> [Work order]:
Write out every line below again exactly as it stands, skipping each image.

> [Input data]:

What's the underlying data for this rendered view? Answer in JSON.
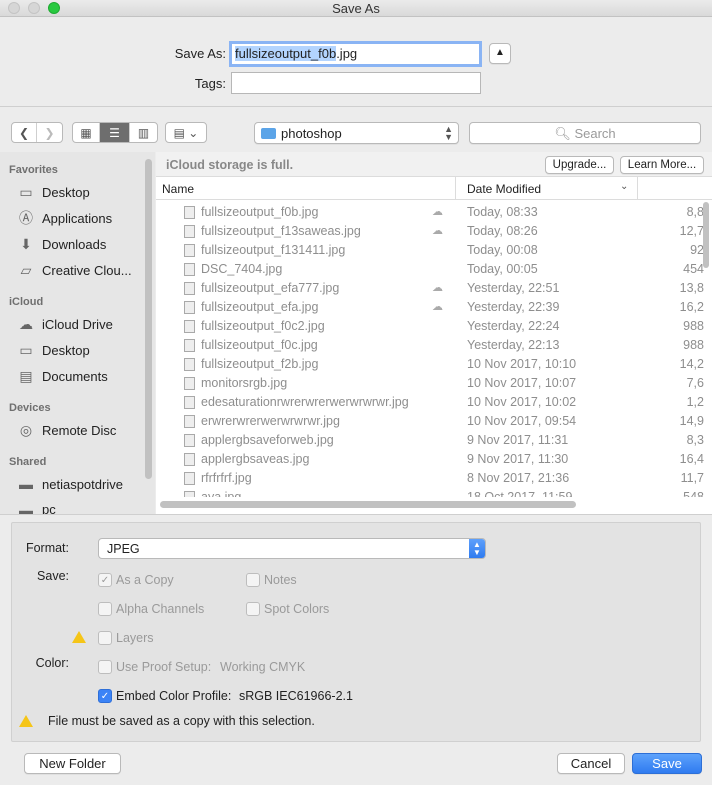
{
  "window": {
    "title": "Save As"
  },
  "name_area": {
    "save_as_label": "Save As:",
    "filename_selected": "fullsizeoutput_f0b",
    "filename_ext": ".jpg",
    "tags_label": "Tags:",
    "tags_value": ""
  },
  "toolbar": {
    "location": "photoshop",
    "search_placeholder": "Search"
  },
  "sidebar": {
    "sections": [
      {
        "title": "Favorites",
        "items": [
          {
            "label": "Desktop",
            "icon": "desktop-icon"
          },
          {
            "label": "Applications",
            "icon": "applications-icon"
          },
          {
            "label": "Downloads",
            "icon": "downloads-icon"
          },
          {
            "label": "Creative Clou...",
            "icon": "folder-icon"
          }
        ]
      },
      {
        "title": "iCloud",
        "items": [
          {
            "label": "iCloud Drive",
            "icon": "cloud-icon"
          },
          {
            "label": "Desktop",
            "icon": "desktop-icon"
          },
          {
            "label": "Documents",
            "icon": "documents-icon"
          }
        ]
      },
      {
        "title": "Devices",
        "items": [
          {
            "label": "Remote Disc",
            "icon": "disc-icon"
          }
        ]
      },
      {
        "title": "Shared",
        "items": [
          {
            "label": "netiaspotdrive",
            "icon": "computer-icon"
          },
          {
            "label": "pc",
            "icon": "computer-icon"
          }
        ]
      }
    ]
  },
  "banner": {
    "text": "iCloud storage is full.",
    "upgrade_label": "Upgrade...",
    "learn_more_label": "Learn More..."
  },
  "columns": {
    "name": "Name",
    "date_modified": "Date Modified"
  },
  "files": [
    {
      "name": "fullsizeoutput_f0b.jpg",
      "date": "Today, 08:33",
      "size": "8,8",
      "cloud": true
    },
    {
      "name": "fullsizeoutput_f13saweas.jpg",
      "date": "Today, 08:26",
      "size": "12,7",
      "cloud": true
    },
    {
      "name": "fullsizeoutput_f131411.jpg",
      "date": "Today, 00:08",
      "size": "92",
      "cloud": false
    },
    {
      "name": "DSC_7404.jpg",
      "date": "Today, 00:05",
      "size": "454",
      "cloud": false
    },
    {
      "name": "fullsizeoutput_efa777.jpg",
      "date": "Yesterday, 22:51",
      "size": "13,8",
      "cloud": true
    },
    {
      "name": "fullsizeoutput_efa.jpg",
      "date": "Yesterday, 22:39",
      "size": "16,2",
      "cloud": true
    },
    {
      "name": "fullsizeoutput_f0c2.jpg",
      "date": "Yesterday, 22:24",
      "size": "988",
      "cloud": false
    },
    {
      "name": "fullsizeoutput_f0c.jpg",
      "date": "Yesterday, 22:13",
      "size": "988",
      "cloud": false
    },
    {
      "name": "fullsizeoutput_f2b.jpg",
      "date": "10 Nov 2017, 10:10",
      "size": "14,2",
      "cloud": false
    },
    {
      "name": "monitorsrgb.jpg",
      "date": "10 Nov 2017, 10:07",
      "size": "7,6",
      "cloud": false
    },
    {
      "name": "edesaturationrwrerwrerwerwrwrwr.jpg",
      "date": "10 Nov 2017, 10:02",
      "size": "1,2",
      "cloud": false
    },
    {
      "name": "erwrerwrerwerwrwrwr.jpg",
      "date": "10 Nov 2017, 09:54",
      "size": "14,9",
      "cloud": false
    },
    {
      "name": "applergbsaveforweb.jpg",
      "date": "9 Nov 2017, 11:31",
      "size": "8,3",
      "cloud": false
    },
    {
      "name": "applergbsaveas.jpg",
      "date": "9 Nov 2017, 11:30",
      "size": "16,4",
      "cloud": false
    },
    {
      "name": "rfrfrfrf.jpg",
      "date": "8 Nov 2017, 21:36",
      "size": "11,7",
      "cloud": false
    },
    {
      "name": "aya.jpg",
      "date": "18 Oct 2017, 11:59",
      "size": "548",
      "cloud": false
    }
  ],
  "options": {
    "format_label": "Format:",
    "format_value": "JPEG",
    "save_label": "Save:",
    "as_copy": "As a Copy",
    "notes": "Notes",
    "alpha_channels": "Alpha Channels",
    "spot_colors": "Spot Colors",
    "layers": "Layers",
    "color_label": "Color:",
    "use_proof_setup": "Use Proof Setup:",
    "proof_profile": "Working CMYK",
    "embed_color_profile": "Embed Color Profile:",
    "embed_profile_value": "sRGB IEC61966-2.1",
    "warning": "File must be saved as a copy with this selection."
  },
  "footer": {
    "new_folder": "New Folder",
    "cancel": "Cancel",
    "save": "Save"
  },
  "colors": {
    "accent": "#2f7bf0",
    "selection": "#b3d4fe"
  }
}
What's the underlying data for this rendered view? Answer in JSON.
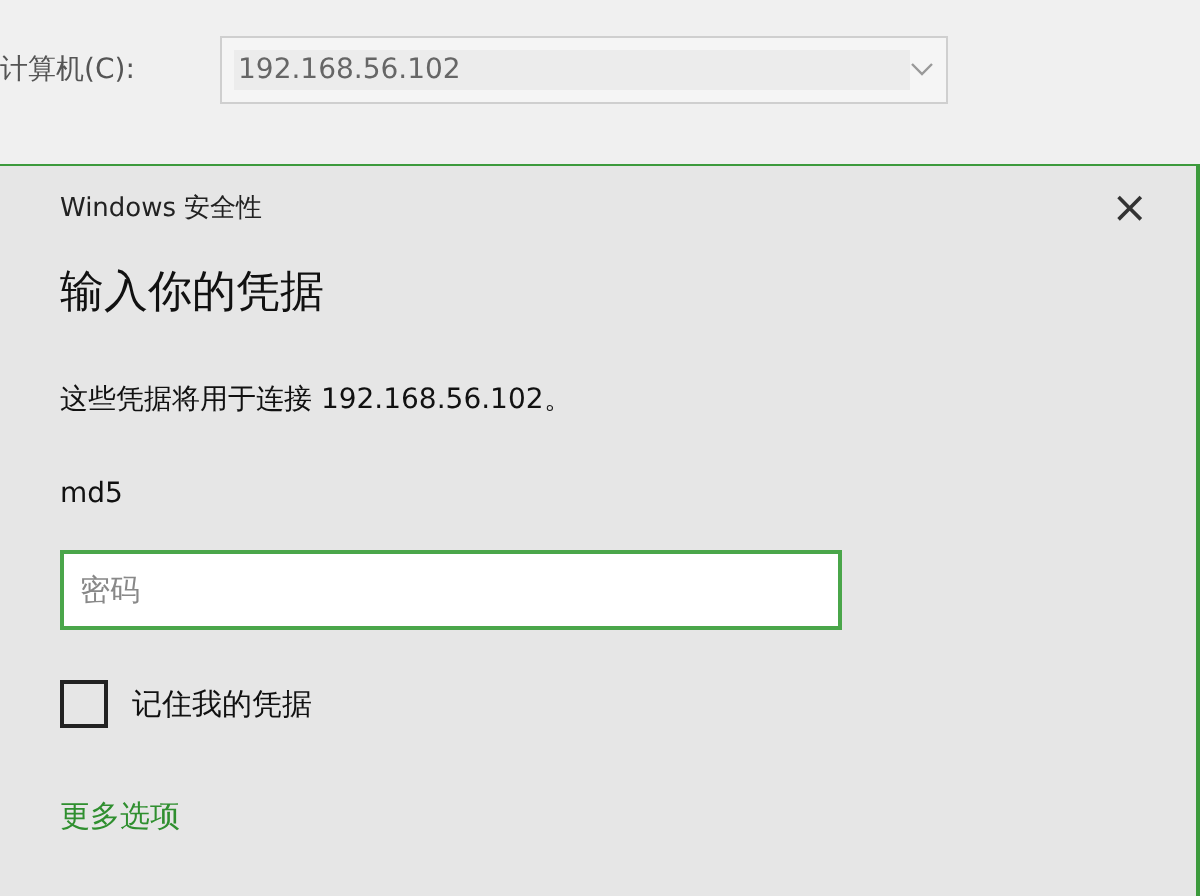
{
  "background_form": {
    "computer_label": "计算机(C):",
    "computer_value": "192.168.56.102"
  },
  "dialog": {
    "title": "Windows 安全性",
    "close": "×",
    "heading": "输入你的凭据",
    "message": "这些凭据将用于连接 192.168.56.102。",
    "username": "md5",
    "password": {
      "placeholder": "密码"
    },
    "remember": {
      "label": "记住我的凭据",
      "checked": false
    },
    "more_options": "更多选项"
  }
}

> [Your solution]:
What's the underlying data for this rendered view? Answer in JSON.
{
  "window": {
    "title": "Save As"
  },
  "name_area": {
    "save_as_label": "Save As:",
    "filename_selected": "fullsizeoutput_f0b",
    "filename_ext": ".jpg",
    "tags_label": "Tags:",
    "tags_value": ""
  },
  "toolbar": {
    "location": "photoshop",
    "search_placeholder": "Search"
  },
  "sidebar": {
    "sections": [
      {
        "title": "Favorites",
        "items": [
          {
            "label": "Desktop",
            "icon": "desktop-icon"
          },
          {
            "label": "Applications",
            "icon": "applications-icon"
          },
          {
            "label": "Downloads",
            "icon": "downloads-icon"
          },
          {
            "label": "Creative Clou...",
            "icon": "folder-icon"
          }
        ]
      },
      {
        "title": "iCloud",
        "items": [
          {
            "label": "iCloud Drive",
            "icon": "cloud-icon"
          },
          {
            "label": "Desktop",
            "icon": "desktop-icon"
          },
          {
            "label": "Documents",
            "icon": "documents-icon"
          }
        ]
      },
      {
        "title": "Devices",
        "items": [
          {
            "label": "Remote Disc",
            "icon": "disc-icon"
          }
        ]
      },
      {
        "title": "Shared",
        "items": [
          {
            "label": "netiaspotdrive",
            "icon": "computer-icon"
          },
          {
            "label": "pc",
            "icon": "computer-icon"
          }
        ]
      }
    ]
  },
  "banner": {
    "text": "iCloud storage is full.",
    "upgrade_label": "Upgrade...",
    "learn_more_label": "Learn More..."
  },
  "columns": {
    "name": "Name",
    "date_modified": "Date Modified"
  },
  "files": [
    {
      "name": "fullsizeoutput_f0b.jpg",
      "date": "Today, 08:33",
      "size": "8,8",
      "cloud": true
    },
    {
      "name": "fullsizeoutput_f13saweas.jpg",
      "date": "Today, 08:26",
      "size": "12,7",
      "cloud": true
    },
    {
      "name": "fullsizeoutput_f131411.jpg",
      "date": "Today, 00:08",
      "size": "92",
      "cloud": false
    },
    {
      "name": "DSC_7404.jpg",
      "date": "Today, 00:05",
      "size": "454",
      "cloud": false
    },
    {
      "name": "fullsizeoutput_efa777.jpg",
      "date": "Yesterday, 22:51",
      "size": "13,8",
      "cloud": true
    },
    {
      "name": "fullsizeoutput_efa.jpg",
      "date": "Yesterday, 22:39",
      "size": "16,2",
      "cloud": true
    },
    {
      "name": "fullsizeoutput_f0c2.jpg",
      "date": "Yesterday, 22:24",
      "size": "988",
      "cloud": false
    },
    {
      "name": "fullsizeoutput_f0c.jpg",
      "date": "Yesterday, 22:13",
      "size": "988",
      "cloud": false
    },
    {
      "name": "fullsizeoutput_f2b.jpg",
      "date": "10 Nov 2017, 10:10",
      "size": "14,2",
      "cloud": false
    },
    {
      "name": "monitorsrgb.jpg",
      "date": "10 Nov 2017, 10:07",
      "size": "7,6",
      "cloud": false
    },
    {
      "name": "edesaturationrwrerwrerwerwrwrwr.jpg",
      "date": "10 Nov 2017, 10:02",
      "size": "1,2",
      "cloud": false
    },
    {
      "name": "erwrerwrerwerwrwrwr.jpg",
      "date": "10 Nov 2017, 09:54",
      "size": "14,9",
      "cloud": false
    },
    {
      "name": "applergbsaveforweb.jpg",
      "date": "9 Nov 2017, 11:31",
      "size": "8,3",
      "cloud": false
    },
    {
      "name": "applergbsaveas.jpg",
      "date": "9 Nov 2017, 11:30",
      "size": "16,4",
      "cloud": false
    },
    {
      "name": "rfrfrfrf.jpg",
      "date": "8 Nov 2017, 21:36",
      "size": "11,7",
      "cloud": false
    },
    {
      "name": "aya.jpg",
      "date": "18 Oct 2017, 11:59",
      "size": "548",
      "cloud": false
    }
  ],
  "options": {
    "format_label": "Format:",
    "format_value": "JPEG",
    "save_label": "Save:",
    "as_copy": "As a Copy",
    "notes": "Notes",
    "alpha_channels": "Alpha Channels",
    "spot_colors": "Spot Colors",
    "layers": "Layers",
    "color_label": "Color:",
    "use_proof_setup": "Use Proof Setup:",
    "proof_profile": "Working CMYK",
    "embed_color_profile": "Embed Color Profile:",
    "embed_profile_value": "sRGB IEC61966-2.1",
    "warning": "File must be saved as a copy with this selection."
  },
  "footer": {
    "new_folder": "New Folder",
    "cancel": "Cancel",
    "save": "Save"
  },
  "colors": {
    "accent": "#2f7bf0",
    "selection": "#b3d4fe"
  }
}
What's the underlying data for this rendered view? Answer in JSON.
{
  "background_form": {
    "computer_label": "计算机(C):",
    "computer_value": "192.168.56.102"
  },
  "dialog": {
    "title": "Windows 安全性",
    "close": "×",
    "heading": "输入你的凭据",
    "message": "这些凭据将用于连接 192.168.56.102。",
    "username": "md5",
    "password": {
      "placeholder": "密码"
    },
    "remember": {
      "label": "记住我的凭据",
      "checked": false
    },
    "more_options": "更多选项"
  }
}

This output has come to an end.